- **Problem**:
Your answer must be an exact copy of the records below, with every picture left out.

- **Input data**:
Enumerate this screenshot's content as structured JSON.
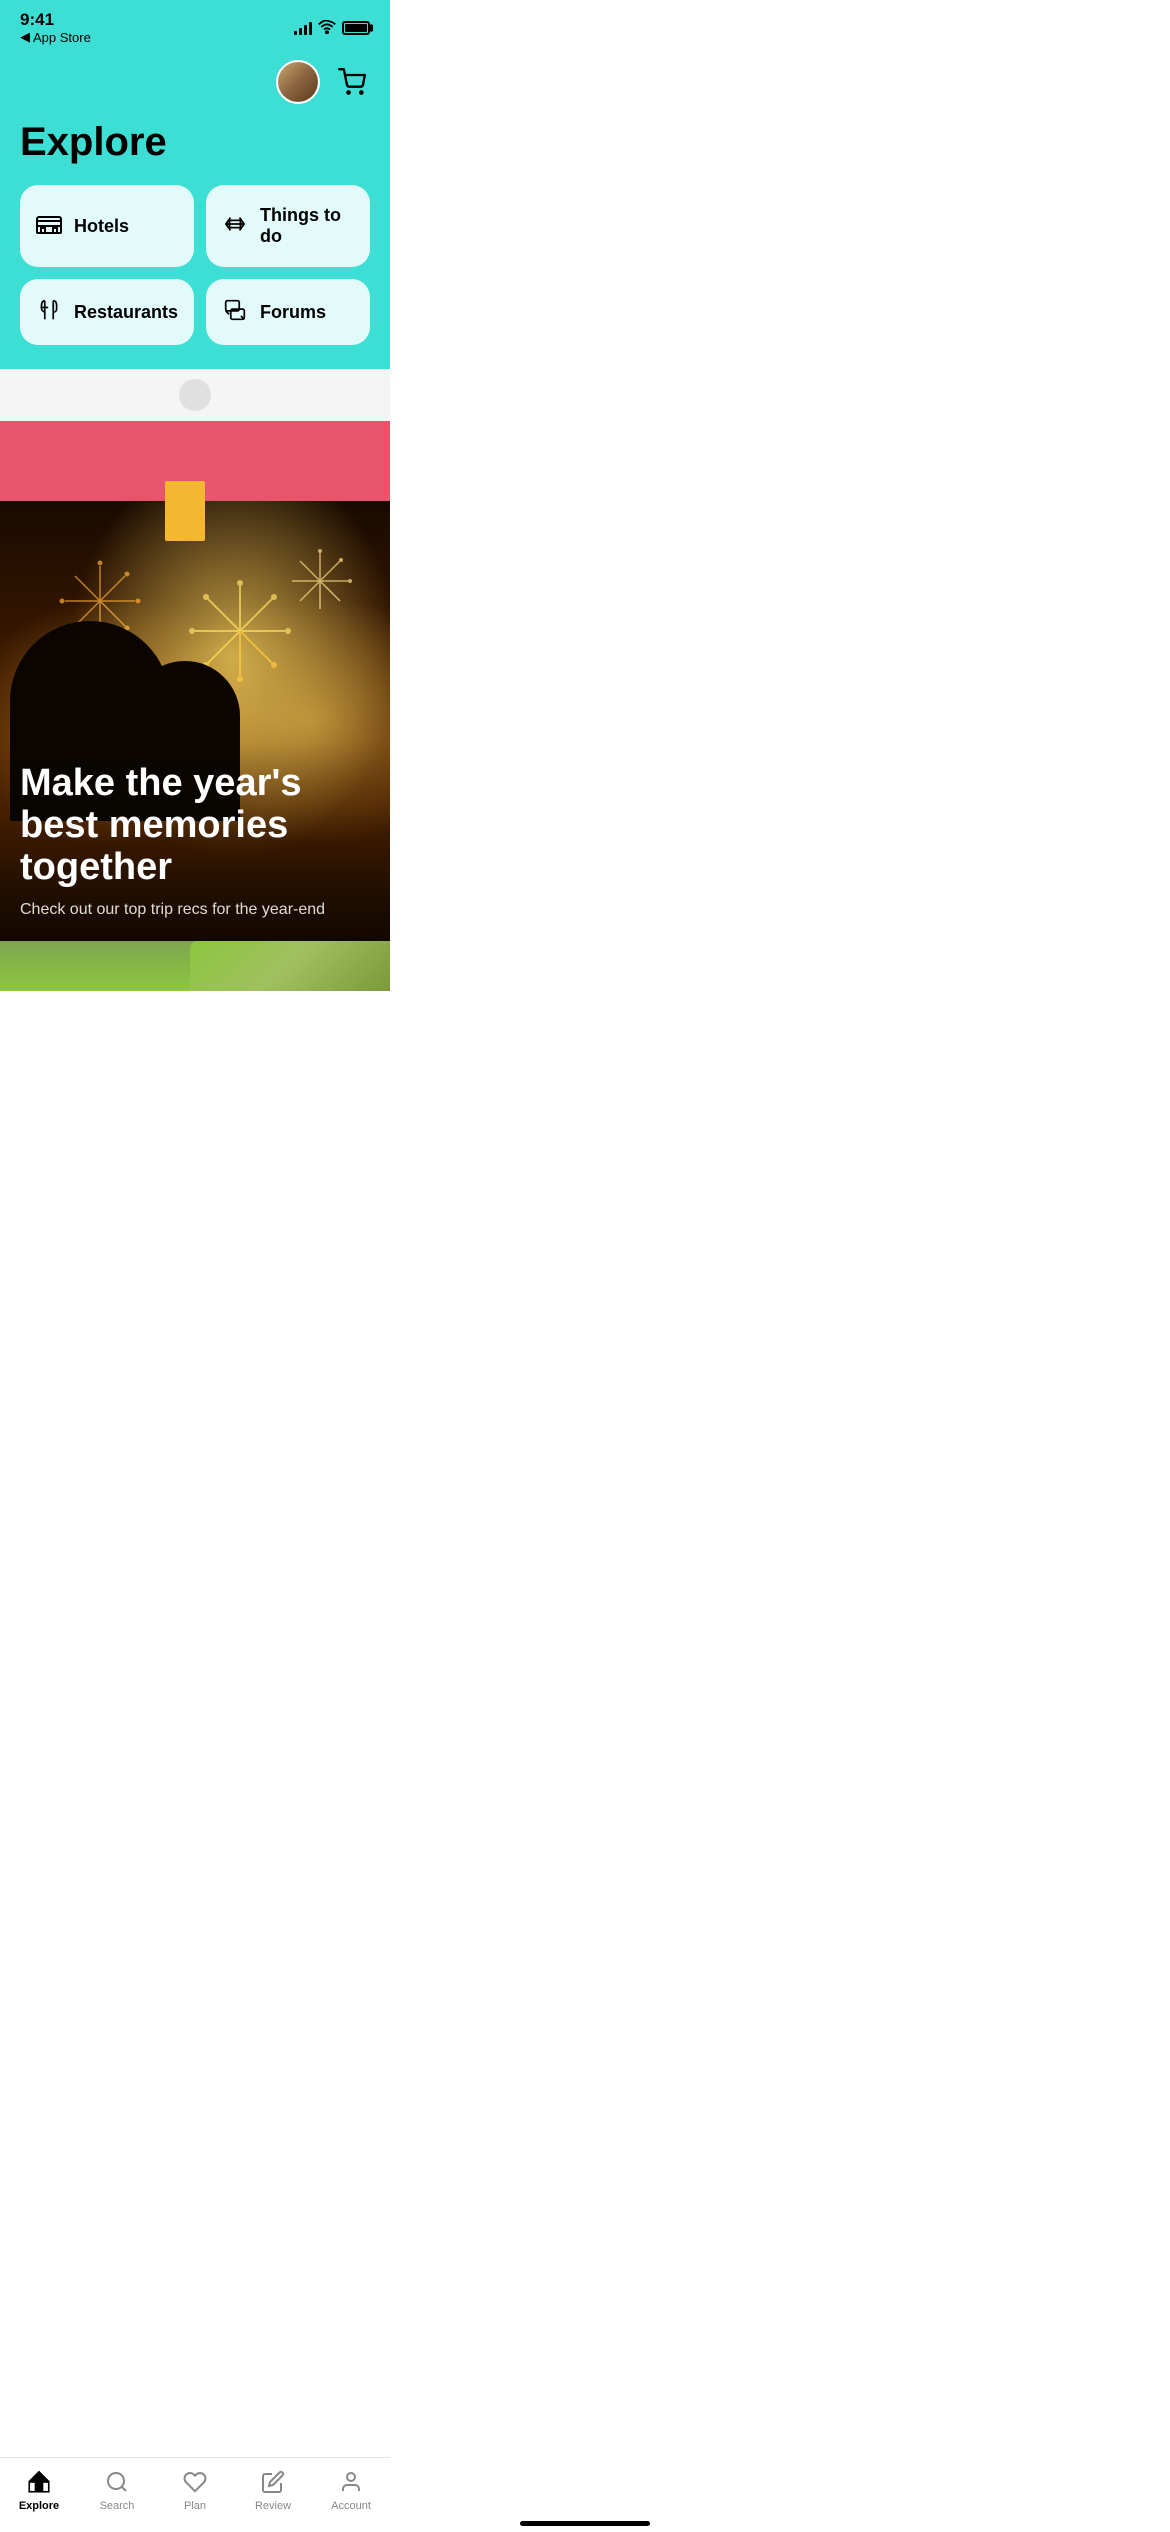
{
  "statusBar": {
    "time": "9:41",
    "appStore": "App Store",
    "backArrow": "◀"
  },
  "header": {
    "title": "Explore"
  },
  "categories": [
    {
      "id": "hotels",
      "label": "Hotels",
      "icon": "🛏"
    },
    {
      "id": "things-to-do",
      "label": "Things to do",
      "icon": "🎟"
    },
    {
      "id": "restaurants",
      "label": "Restaurants",
      "icon": "🍴"
    },
    {
      "id": "forums",
      "label": "Forums",
      "icon": "💬"
    }
  ],
  "hero": {
    "headline": "Make the year's best memories together",
    "subtext": "Check out our top trip recs for the year-end"
  },
  "bottomNav": [
    {
      "id": "explore",
      "label": "Explore",
      "active": true
    },
    {
      "id": "search",
      "label": "Search",
      "active": false
    },
    {
      "id": "plan",
      "label": "Plan",
      "active": false
    },
    {
      "id": "review",
      "label": "Review",
      "active": false
    },
    {
      "id": "account",
      "label": "Account",
      "active": false
    }
  ]
}
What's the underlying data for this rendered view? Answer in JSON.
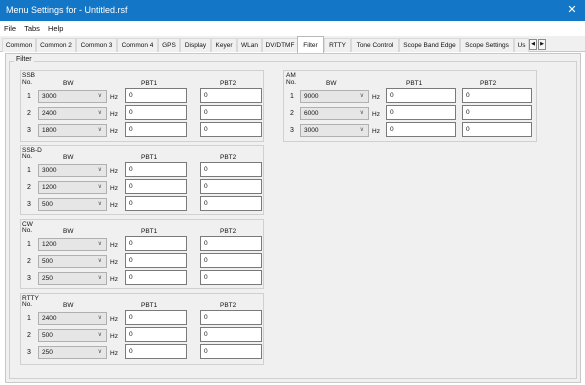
{
  "window": {
    "title": "Menu Settings for  - Untitled.rsf",
    "close_glyph": "✕"
  },
  "menu": [
    "File",
    "Tabs",
    "Help"
  ],
  "tabs": [
    {
      "label": "Common"
    },
    {
      "label": "Common 2"
    },
    {
      "label": "Common 3"
    },
    {
      "label": "Common 4"
    },
    {
      "label": "GPS"
    },
    {
      "label": "Display"
    },
    {
      "label": "Keyer"
    },
    {
      "label": "WLan"
    },
    {
      "label": "DV/DTMF"
    },
    {
      "label": "Filter",
      "active": true
    },
    {
      "label": "RTTY"
    },
    {
      "label": "Tone Control"
    },
    {
      "label": "Scope Band Edge"
    },
    {
      "label": "Scope Settings"
    },
    {
      "label": "Us"
    }
  ],
  "tab_scroll": {
    "left": "◀",
    "right": "▶"
  },
  "filter": {
    "label": "Filter",
    "col_no": "No.",
    "col_bw": "BW",
    "col_pbt1": "PBT1",
    "col_pbt2": "PBT2",
    "hz": "Hz",
    "chevron": "∨",
    "groups": [
      {
        "title": "SSB",
        "rows": [
          {
            "no": "1",
            "bw": "3000",
            "pbt1": "0",
            "pbt2": "0"
          },
          {
            "no": "2",
            "bw": "2400",
            "pbt1": "0",
            "pbt2": "0"
          },
          {
            "no": "3",
            "bw": "1800",
            "pbt1": "0",
            "pbt2": "0"
          }
        ]
      },
      {
        "title": "SSB-D",
        "rows": [
          {
            "no": "1",
            "bw": "3000",
            "pbt1": "0",
            "pbt2": "0"
          },
          {
            "no": "2",
            "bw": "1200",
            "pbt1": "0",
            "pbt2": "0"
          },
          {
            "no": "3",
            "bw": "500",
            "pbt1": "0",
            "pbt2": "0"
          }
        ]
      },
      {
        "title": "CW",
        "rows": [
          {
            "no": "1",
            "bw": "1200",
            "pbt1": "0",
            "pbt2": "0"
          },
          {
            "no": "2",
            "bw": "500",
            "pbt1": "0",
            "pbt2": "0"
          },
          {
            "no": "3",
            "bw": "250",
            "pbt1": "0",
            "pbt2": "0"
          }
        ]
      },
      {
        "title": "RTTY",
        "rows": [
          {
            "no": "1",
            "bw": "2400",
            "pbt1": "0",
            "pbt2": "0"
          },
          {
            "no": "2",
            "bw": "500",
            "pbt1": "0",
            "pbt2": "0"
          },
          {
            "no": "3",
            "bw": "250",
            "pbt1": "0",
            "pbt2": "0"
          }
        ]
      },
      {
        "title": "AM",
        "rows": [
          {
            "no": "1",
            "bw": "9000",
            "pbt1": "0",
            "pbt2": "0"
          },
          {
            "no": "2",
            "bw": "6000",
            "pbt1": "0",
            "pbt2": "0"
          },
          {
            "no": "3",
            "bw": "3000",
            "pbt1": "0",
            "pbt2": "0"
          }
        ]
      }
    ]
  }
}
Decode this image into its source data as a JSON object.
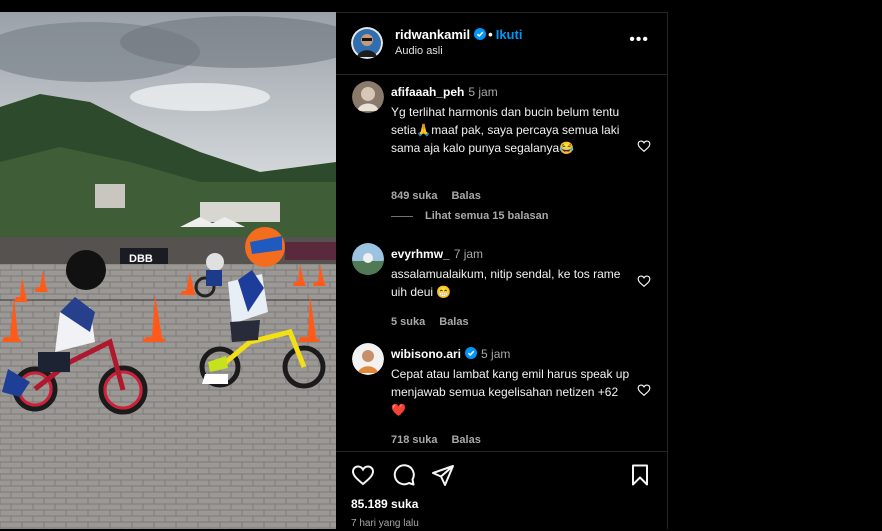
{
  "post": {
    "username": "ridwankamil",
    "follow_label": "Ikuti",
    "audio": "Audio asli",
    "banner_text": "DBB"
  },
  "comments": [
    {
      "user": "afifaaah_peh",
      "time": "5 jam",
      "text": "Yg terlihat harmonis dan bucin belum tentu setia🙏maaf pak, saya percaya semua laki sama aja kalo punya segalanya😂",
      "likes": "849 suka",
      "reply": "Balas",
      "view_replies": "Lihat semua 15 balasan"
    },
    {
      "user": "evyrhmw_",
      "time": "7 jam",
      "text": "assalamualaikum, nitip sendal, ke tos rame uih deui 😁",
      "likes": "5 suka",
      "reply": "Balas"
    },
    {
      "user": "wibisono.ari",
      "time": "5 jam",
      "text": "Cepat atau lambat kang emil harus speak up menjawab semua kegelisahan netizen +62 ❤️",
      "likes": "718 suka",
      "reply": "Balas"
    }
  ],
  "footer": {
    "like_count": "85.189 suka",
    "date": "7 hari yang lalu"
  },
  "colors": {
    "background": "#000000",
    "accent": "#0095f6",
    "secondary_text": "#a8a8a8"
  },
  "icons": [
    "heart-icon",
    "comment-icon",
    "share-icon",
    "bookmark-icon",
    "more-icon",
    "verified-badge-icon"
  ]
}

- **Exercise response**:
Enumerate this screenshot's content as structured JSON.
{
  "statusBar": {
    "time": "9:41",
    "appStore": "App Store",
    "backArrow": "◀"
  },
  "header": {
    "title": "Explore"
  },
  "categories": [
    {
      "id": "hotels",
      "label": "Hotels",
      "icon": "🛏"
    },
    {
      "id": "things-to-do",
      "label": "Things to do",
      "icon": "🎟"
    },
    {
      "id": "restaurants",
      "label": "Restaurants",
      "icon": "🍴"
    },
    {
      "id": "forums",
      "label": "Forums",
      "icon": "💬"
    }
  ],
  "hero": {
    "headline": "Make the year's best memories together",
    "subtext": "Check out our top trip recs for the year-end"
  },
  "bottomNav": [
    {
      "id": "explore",
      "label": "Explore",
      "active": true
    },
    {
      "id": "search",
      "label": "Search",
      "active": false
    },
    {
      "id": "plan",
      "label": "Plan",
      "active": false
    },
    {
      "id": "review",
      "label": "Review",
      "active": false
    },
    {
      "id": "account",
      "label": "Account",
      "active": false
    }
  ]
}
What's the underlying data for this rendered view? Answer in JSON.
{
  "window": {
    "title": "Menu Settings for  - Untitled.rsf",
    "close_glyph": "✕"
  },
  "menu": [
    "File",
    "Tabs",
    "Help"
  ],
  "tabs": [
    {
      "label": "Common"
    },
    {
      "label": "Common 2"
    },
    {
      "label": "Common 3"
    },
    {
      "label": "Common 4"
    },
    {
      "label": "GPS"
    },
    {
      "label": "Display"
    },
    {
      "label": "Keyer"
    },
    {
      "label": "WLan"
    },
    {
      "label": "DV/DTMF"
    },
    {
      "label": "Filter",
      "active": true
    },
    {
      "label": "RTTY"
    },
    {
      "label": "Tone Control"
    },
    {
      "label": "Scope Band Edge"
    },
    {
      "label": "Scope Settings"
    },
    {
      "label": "Us"
    }
  ],
  "tab_scroll": {
    "left": "◀",
    "right": "▶"
  },
  "filter": {
    "label": "Filter",
    "col_no": "No.",
    "col_bw": "BW",
    "col_pbt1": "PBT1",
    "col_pbt2": "PBT2",
    "hz": "Hz",
    "chevron": "∨",
    "groups": [
      {
        "title": "SSB",
        "rows": [
          {
            "no": "1",
            "bw": "3000",
            "pbt1": "0",
            "pbt2": "0"
          },
          {
            "no": "2",
            "bw": "2400",
            "pbt1": "0",
            "pbt2": "0"
          },
          {
            "no": "3",
            "bw": "1800",
            "pbt1": "0",
            "pbt2": "0"
          }
        ]
      },
      {
        "title": "SSB-D",
        "rows": [
          {
            "no": "1",
            "bw": "3000",
            "pbt1": "0",
            "pbt2": "0"
          },
          {
            "no": "2",
            "bw": "1200",
            "pbt1": "0",
            "pbt2": "0"
          },
          {
            "no": "3",
            "bw": "500",
            "pbt1": "0",
            "pbt2": "0"
          }
        ]
      },
      {
        "title": "CW",
        "rows": [
          {
            "no": "1",
            "bw": "1200",
            "pbt1": "0",
            "pbt2": "0"
          },
          {
            "no": "2",
            "bw": "500",
            "pbt1": "0",
            "pbt2": "0"
          },
          {
            "no": "3",
            "bw": "250",
            "pbt1": "0",
            "pbt2": "0"
          }
        ]
      },
      {
        "title": "RTTY",
        "rows": [
          {
            "no": "1",
            "bw": "2400",
            "pbt1": "0",
            "pbt2": "0"
          },
          {
            "no": "2",
            "bw": "500",
            "pbt1": "0",
            "pbt2": "0"
          },
          {
            "no": "3",
            "bw": "250",
            "pbt1": "0",
            "pbt2": "0"
          }
        ]
      },
      {
        "title": "AM",
        "rows": [
          {
            "no": "1",
            "bw": "9000",
            "pbt1": "0",
            "pbt2": "0"
          },
          {
            "no": "2",
            "bw": "6000",
            "pbt1": "0",
            "pbt2": "0"
          },
          {
            "no": "3",
            "bw": "3000",
            "pbt1": "0",
            "pbt2": "0"
          }
        ]
      }
    ]
  }
}
Decode this image into its source data as a JSON object.
{
  "post": {
    "username": "ridwankamil",
    "follow_label": "Ikuti",
    "audio": "Audio asli",
    "banner_text": "DBB"
  },
  "comments": [
    {
      "user": "afifaaah_peh",
      "time": "5 jam",
      "text": "Yg terlihat harmonis dan bucin belum tentu setia🙏maaf pak, saya percaya semua laki sama aja kalo punya segalanya😂",
      "likes": "849 suka",
      "reply": "Balas",
      "view_replies": "Lihat semua 15 balasan"
    },
    {
      "user": "evyrhmw_",
      "time": "7 jam",
      "text": "assalamualaikum, nitip sendal, ke tos rame uih deui 😁",
      "likes": "5 suka",
      "reply": "Balas"
    },
    {
      "user": "wibisono.ari",
      "time": "5 jam",
      "text": "Cepat atau lambat kang emil harus speak up menjawab semua kegelisahan netizen +62 ❤️",
      "likes": "718 suka",
      "reply": "Balas"
    }
  ],
  "footer": {
    "like_count": "85.189 suka",
    "date": "7 hari yang lalu"
  },
  "colors": {
    "background": "#000000",
    "accent": "#0095f6",
    "secondary_text": "#a8a8a8"
  },
  "icons": [
    "heart-icon",
    "comment-icon",
    "share-icon",
    "bookmark-icon",
    "more-icon",
    "verified-badge-icon"
  ]
}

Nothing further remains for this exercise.